Starter: Aaron Rodgers
Believe it or not, Rodgers finished fifth among NFL quarterbacks in overall "Expected Points Added," an overall value measure of quarterback play generated by ESPN. That ranking put him one spot ahead of the expected NFL MVP, Cam Newton. One remarkable part of that stat is the number of points he was able to contribute due to penalties committed by the defense. Rodgers led the league by a substantial margin in that area.
All told, Rodgers' raw numbers were down across the board, despite throwing the most pass attempts in any one season of his career (572). He set career lows in completion percentage (60.7%), yards per attempt (6.7), yards per game (238.8), and passer rating (92.7). Still, he did so throwing for more than 30 touchdowns and single-digit interceptions, a feat which must not be ignored, and he did so for the entire year without his favorite target, Jordy Nelson.
Rodgers also dealt with some bizarre bouts of inaccuracy on throws that he rarely missed in the past. Far too often a back-shoulder pass or out route sailed over his receiver's head or far off-target into the benches along the sideline.
Compounding the difficulty in grading Rodgers' performance is the knee surgery that he underwent following the season and his postseason comments. Just how much was Rodgers' knee bothering him over the second half of the season? How much was that contributing to his apparent jumpiness in the pocket and his struggles going through his normal read progressions? This will likely have to be speculation until the end of time, but it marks the third straight year that Rodgers has had a noticeable injury issue, following his broken collarbone in 2013 and his calf muscle problem that limited him down the stretch in 2014.

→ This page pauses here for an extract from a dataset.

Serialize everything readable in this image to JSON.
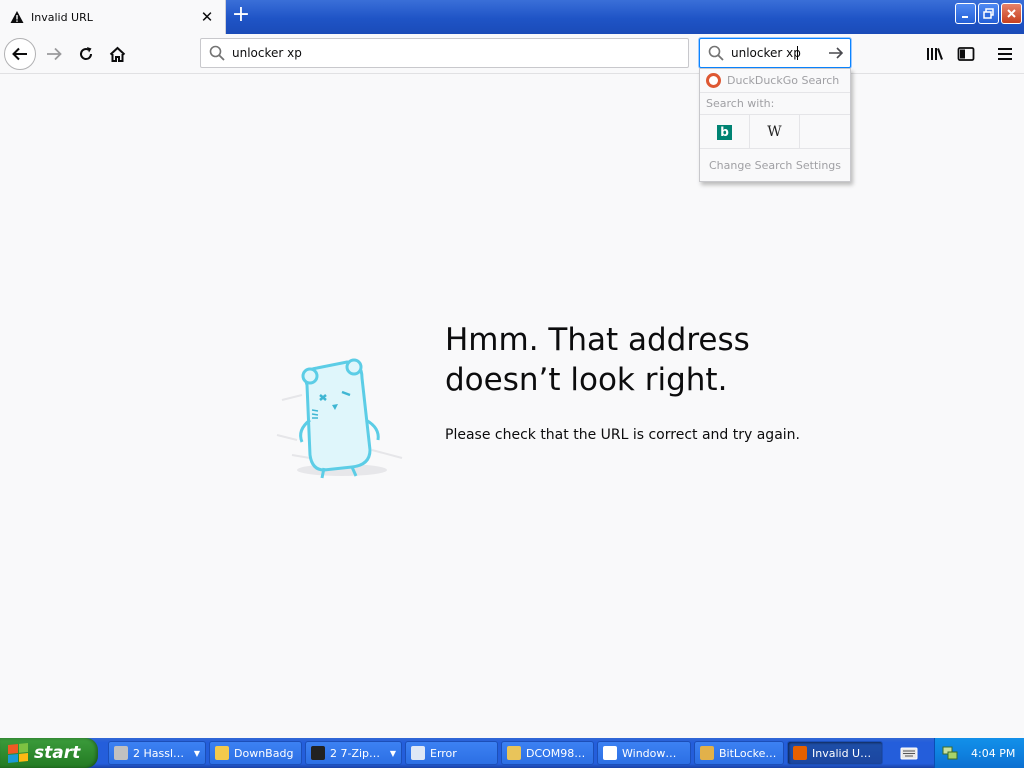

Rodgers keeps himself in excellent shape, and there seems to be little reason to believe that these issues are a sign of any sort of major long-term problem. However, his injury status will bear monitoring in 2016.
Backup: Scott Tolzien
Tolzien saw only mop-up duty in a handful of games, with his only extended action coming in the blowout loss to the Cardinals in week 16. He was sacked once in that game and completed his only pass of the year for four yards.
Third-String: Brett Hundley
Hundley's quick study from OTAs to training camp was evident, and a series of solid preseason performances gave way to a breakout game against New Orleans in the final preseason game. Going into his second year, Hundley will likely be given every opportunity to take hold of the Packers' backup job, even if Tolzien returns, and if he plays well the Packers may choose to stick with just two quarterbacks on the 53-man roster again.
Position Grade: C-
We are grading on a curve here, and Rodgers is justifiably held to a higher standard than just about any other quarterback in the league. He certainly did not play up to that standard this season, as one look at his numbers show. Still, the mitigating circumstances of offensive line and wide receiver issues as well as the uncertainty surrounding his own knee issue all contributed to it, and compared to the rest of the starting quarterbacks around the league he
The other reason Rodgers' performance stays out of the D or F range is because of Rodgers' leadership ability and the frequency with which he seemed to will his team back into games. While not the most impressive season overall, it did provide two of the most incredible plays in recent memory: a pair of Hail Mary touchdowns, including one in the postseason to send a playoff game to overtime. It was a season Packers fans will not soon forget, for both good reasons and bad.
Stay tuned as we look closer at the Packers' additions at the quarterback position in the 2015 offseason as well as break down the one upcoming free agent.